However, in cohort 1, which included patients with resected stages IIC, IIIA, or IIIB melanoma, adjuvant vemurafenib substantially improved DFS versus placebo. Of the 157 patients in each treatment arm, 45 (28.7%) versus 72 (45.9%) patients receiving vemurafenib versus placebo experienced a DFS event and the median time to event was ‘not estimated’ versus 36.9 months (95% CI 21, NE), respectively, HR 0.54; 95% CI 0.37, 0.78 (p = 0.0010).

Cohort 1 data for DMFS reflected that of DFS: DMFS events occurred in 21.7% of vemurafenib patients versus 33.1% of placebo treated patients and the median time to DMFS event was not estimated for both groups, HR 0.58 (p = 0.0133).

Subgroup analyses were conducted in cohort 1 by common disease and demographic covariates that showed results that were consistent with the overall analysis.

The OS data are immature for both cohorts.  

Both cohorts had a similar exposure to study drug with a median duration of 364.0 days and the median dose intensity was approximately 80% overall.

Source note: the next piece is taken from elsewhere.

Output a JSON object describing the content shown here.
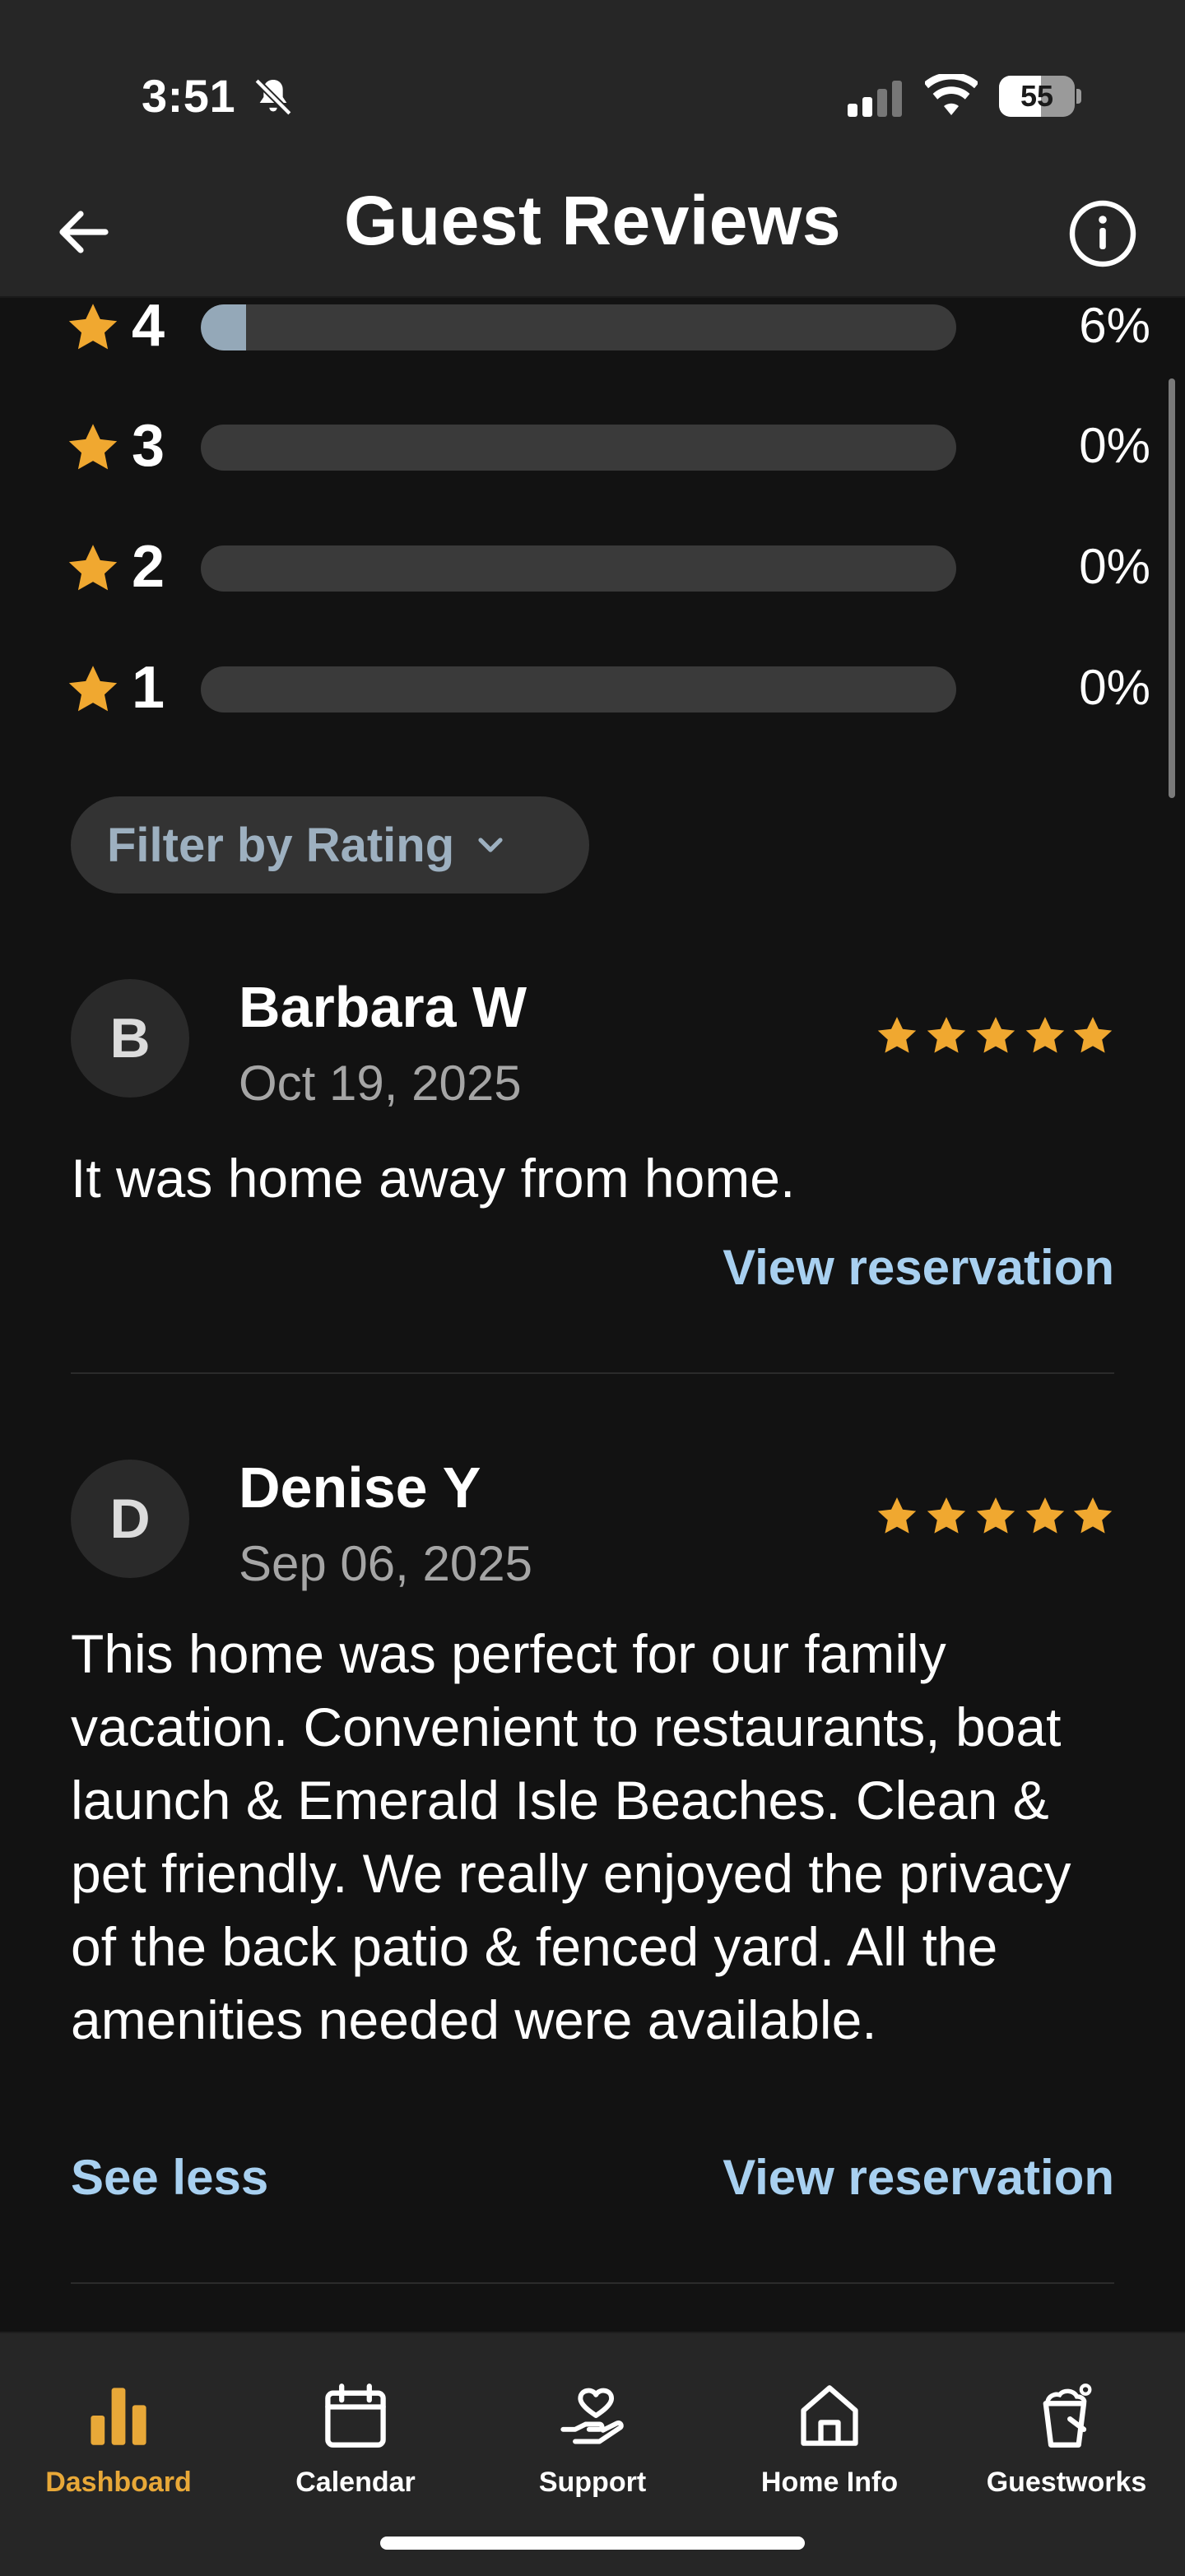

Patients receiving vemurafenib in cohorts 1 and 2 had a similar incidence of serious adverse events (AEs) of 16.2% and 16.1%, respectively. Cohort 1 showed a slightly higher rate of treatment discontinuation due to a treatment related AEs of 22.7% compared to 15.1% in cohort 2.

Vemurafenib is currently indicated in first line BRAFV600 positive advanced melanoma

Current indications for vemurafenib include approval by the European Medicines Agency as a monotherapy or in combination with cobimetinib for the treatment of adult patients with BRAF V600E mutation-positive unresectable or metastatic melanoma and US Food and Drug Administration (FDA) approval for the treatment of patients with unresectable or metastatic melanoma with the BRAF V600E mutation as detected by an FDA-approved test. 

Conclusions

Although the study did not meet the primary DFS endpoint in patients with stage IIIC disease, adjuvant vemurafenib appeared to be well tolerated and effective in patients with resected stage IIC–IIIB BRAFV600 positive melanoma.

Overall, the safety profile of adjuvant vemurafenib was consistent with previous data and no new safety signals were observed.

According to the authors, further follow-up is needed to assess OS benefit.

Alexander Eggermont of the Gustave Roussy Cancer Campus, Villejuif, France who discussed the study results said there is unclear future for BRAF inhibition monotherapy in adjuvant melanoma.

Disclosure

This trial was sponsored by F. Hoffmann-La Roche Ltd.

Reference

LBA7_PR – Lewis K, et al. BRIM8: a randomized, double-blind, placebo-controlled study of adjuvant vemurafenib in patients (pts) with completely resected, BRAFV600+ melanoma at high risk for recurrence.